A bipartisan group of local legislators is looking to add a 5-percent tax on liquor sales in Mobile County to fund a District Attorney’s office that has claimed to be underfunded for years.
Mobile County District Attorney Ashley Rich said she approached Mobile County legislators about pushing the new tax, which is modeled similar laws in two other Alabama counties.
Short of staff and funding, Rich said her office is in “dire straits.”“District Attorneys’ offices across the state have been cut significantly over the last 10 years. Specifically, my state funding has been cut 57 percent,” Rich told Lagniappe. “With the funding and budget cuts we’ve had, it’s taking longer to get cases to trial and to get resolutions.”
In actual dollars, Rich says that 57 percent brought her state funding down from $1.6 million in 2007 to just under $900,000 last year. She added those decreases in state funding have resulted in 22 assistant district attorneys carrying a caseload meant for at least 28.
In recent years, Rich has been vocal about her funding from the Mobile County Commission, which still contributes around $1.5 million to her office annually. In 2012, after negotiations to increase funding proved fruitless, Rich filed suit against the Commission claiming it failed to adequately fund the work her department does.

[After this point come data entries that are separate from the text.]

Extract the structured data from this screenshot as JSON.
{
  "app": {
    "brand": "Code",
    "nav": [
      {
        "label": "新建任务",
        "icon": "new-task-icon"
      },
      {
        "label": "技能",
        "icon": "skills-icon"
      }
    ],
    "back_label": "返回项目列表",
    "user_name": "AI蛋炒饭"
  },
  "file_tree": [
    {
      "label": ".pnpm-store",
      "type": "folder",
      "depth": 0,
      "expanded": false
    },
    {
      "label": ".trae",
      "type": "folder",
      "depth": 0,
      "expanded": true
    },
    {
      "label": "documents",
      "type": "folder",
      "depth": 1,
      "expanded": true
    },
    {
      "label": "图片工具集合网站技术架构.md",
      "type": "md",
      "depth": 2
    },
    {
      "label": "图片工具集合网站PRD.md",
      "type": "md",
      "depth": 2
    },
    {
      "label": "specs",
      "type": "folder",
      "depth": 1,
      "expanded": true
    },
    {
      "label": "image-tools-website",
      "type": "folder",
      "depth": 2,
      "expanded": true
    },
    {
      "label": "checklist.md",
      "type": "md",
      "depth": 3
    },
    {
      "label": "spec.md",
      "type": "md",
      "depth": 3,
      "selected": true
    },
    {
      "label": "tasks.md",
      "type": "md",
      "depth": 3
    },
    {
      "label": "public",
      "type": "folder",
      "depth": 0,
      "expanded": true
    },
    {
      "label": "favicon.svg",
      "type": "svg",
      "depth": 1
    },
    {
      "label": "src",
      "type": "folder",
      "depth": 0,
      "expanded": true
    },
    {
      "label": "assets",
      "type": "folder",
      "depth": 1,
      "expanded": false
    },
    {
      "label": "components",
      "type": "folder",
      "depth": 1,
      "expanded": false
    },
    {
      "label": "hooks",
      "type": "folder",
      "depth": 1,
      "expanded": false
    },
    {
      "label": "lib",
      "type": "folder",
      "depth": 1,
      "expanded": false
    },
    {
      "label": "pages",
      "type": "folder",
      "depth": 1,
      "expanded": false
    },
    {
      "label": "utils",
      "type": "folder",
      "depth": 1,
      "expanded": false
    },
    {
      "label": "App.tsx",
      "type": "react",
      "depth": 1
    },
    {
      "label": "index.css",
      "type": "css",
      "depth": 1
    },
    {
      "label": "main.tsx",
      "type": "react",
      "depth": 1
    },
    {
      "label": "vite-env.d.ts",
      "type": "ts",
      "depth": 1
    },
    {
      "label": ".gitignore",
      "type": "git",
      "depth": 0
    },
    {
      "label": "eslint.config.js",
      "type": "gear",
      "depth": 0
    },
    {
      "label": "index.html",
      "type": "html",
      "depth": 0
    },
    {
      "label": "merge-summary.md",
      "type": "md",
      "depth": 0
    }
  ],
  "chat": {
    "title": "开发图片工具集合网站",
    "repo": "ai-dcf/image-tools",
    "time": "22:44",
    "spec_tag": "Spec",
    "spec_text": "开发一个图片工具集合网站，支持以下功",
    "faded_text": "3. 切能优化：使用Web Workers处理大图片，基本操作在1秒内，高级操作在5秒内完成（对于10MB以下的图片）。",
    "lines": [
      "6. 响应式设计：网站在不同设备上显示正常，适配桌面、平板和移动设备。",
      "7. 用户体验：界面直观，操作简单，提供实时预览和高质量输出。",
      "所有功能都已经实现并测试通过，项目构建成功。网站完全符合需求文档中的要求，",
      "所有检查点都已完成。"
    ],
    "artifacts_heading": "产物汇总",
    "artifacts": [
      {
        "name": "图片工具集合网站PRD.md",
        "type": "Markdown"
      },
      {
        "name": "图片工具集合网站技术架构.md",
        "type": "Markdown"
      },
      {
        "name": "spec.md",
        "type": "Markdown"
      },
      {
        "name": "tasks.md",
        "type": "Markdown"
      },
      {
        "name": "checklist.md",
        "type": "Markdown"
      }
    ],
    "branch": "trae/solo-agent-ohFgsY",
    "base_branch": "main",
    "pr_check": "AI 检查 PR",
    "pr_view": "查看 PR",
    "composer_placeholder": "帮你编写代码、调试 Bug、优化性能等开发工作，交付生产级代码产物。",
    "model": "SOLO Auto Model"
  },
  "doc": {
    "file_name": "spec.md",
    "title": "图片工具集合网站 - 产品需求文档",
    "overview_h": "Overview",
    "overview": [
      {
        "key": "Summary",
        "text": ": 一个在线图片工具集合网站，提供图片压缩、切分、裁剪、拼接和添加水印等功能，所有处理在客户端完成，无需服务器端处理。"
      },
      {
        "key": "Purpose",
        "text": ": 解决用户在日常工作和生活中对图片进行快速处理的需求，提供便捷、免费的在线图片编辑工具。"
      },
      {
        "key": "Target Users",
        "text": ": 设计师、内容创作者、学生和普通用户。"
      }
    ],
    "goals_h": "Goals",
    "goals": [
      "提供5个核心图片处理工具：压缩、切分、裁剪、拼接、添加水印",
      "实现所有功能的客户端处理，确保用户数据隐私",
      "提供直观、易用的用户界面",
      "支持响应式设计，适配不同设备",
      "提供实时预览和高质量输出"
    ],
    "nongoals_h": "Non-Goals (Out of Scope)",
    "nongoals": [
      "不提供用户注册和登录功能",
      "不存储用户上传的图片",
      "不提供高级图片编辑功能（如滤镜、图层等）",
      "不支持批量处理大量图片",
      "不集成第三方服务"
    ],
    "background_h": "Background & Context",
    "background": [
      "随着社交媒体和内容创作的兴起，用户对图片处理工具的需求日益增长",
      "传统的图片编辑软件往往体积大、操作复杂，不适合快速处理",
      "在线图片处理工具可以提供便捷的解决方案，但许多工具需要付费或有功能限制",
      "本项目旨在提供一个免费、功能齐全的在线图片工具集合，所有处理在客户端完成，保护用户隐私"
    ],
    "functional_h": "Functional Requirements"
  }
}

Between the two parties, the lawsuit has cost taxpayers close to $500,000 and has been awaiting a final ruling from the Alabama Supreme Court for close to two years. Regardless of the outcome, Rich says the additional tax on liquor sales could generate roughly $712,000 for her office in the meantime.
Those funds would come from the 5-percent tax, which would apply to wholesale and retail liquor sales through the Alcoholic Beverage Control Board. Rich said the tax would not apply to sales of beer or wine.
While it that doesn’t appear to apply to liquor purchased at independently-owned stores or restaurants, the tax would be assessed when those retailers purchase spirits from the ABC Board — which distributes all liquor sold in the state of Alabama.
Rep. J.W. Williams introduced the bill, but fellow Republican David Sessions and Democrats Barbara Drummond and Adeline Clarke have also agreed to co-sponsor the legislation, which is currently known as House Bill 75.
Williams acknowledged any tax increase would be a tough sell, but told Lagniappe he felt finding the funding for local prosecutors was something the entire county would benefit from.
“I think they’ve been really underfunded, and no one else is wanting to give up anything from the county on up,” Williams said. “We had a recent case where the defense spent up to $19,000 on key witness, but we didn’t have the money to hire the experts we needed.”
Williams said that was particularly concerning because, in some cases, the state pays for both the prosecution and the defense through court-appointed indigent defense lawyers.
According to the FY 2016 budget, Alabama appropriated more than $56 million to indigent defense through the Fair Trial Tax last year.
While anyone accused of a crime has the right to a court-appointed attorney, Williams said prosecutors are not guaranteed funding, and if the bill passes, the new tax would help “level the playing field.”
Rich said 40 percent of the criminal cases her office prosecuted in 2015 were handled by indigent defense attorneys, and those attorneys billed the state for more than $3.6 million — roughly ten times the $356,000 her office used to prosecute the same cases.
Lagniappe reached out to the Alabama Department of Finance to verify those figures but redirected to the office of Gov. Robert Bentley. According to those records, the Fair Trial Tax Fund Expenditures in FY2015 for Mobile County totaled $3,900,574.15.
The year-to-date total for this most recent year is $2,357,667.49.
“That’s glaring,” Rich said. “They also get a separate line item for expert fees, but we have no mechanism to request the state for additional funds for experts witnesses. I have to come up with that money somewhere, which means I have to cut other services.”
While funding for state prosecutors varies from county to county, other areas have incorporated a similar tax on liquor sales for the same purpose. Last year, Brian McVeigh, District Attorney for Calhoun and Cleburne counties, worked to have a similar bill passed.
Asked about its effect, McVeigh said the extra revenue “put us back above water.”
“This made sense to us because 94 percent of our domestic violence cases were alcohol or drug related and most of them were alcohol,” McVeigh said. “We didn’t become rich by this passing, but it did offset some of the losses we’ve had in others areas and allowed us to fund victim services officers and prosecutors we otherwise wouldn’t have been able to fund.”
McVeigh said his office modeled their bill on a similar tax that’s been assessed on liquor sales in Marshall County for the last 27 years.
Updated on Feb. 5 at 11:50 a.m. to include Fair Trial Tax Fund Expenditure figures received from Gov. Robert Bentley’s press office.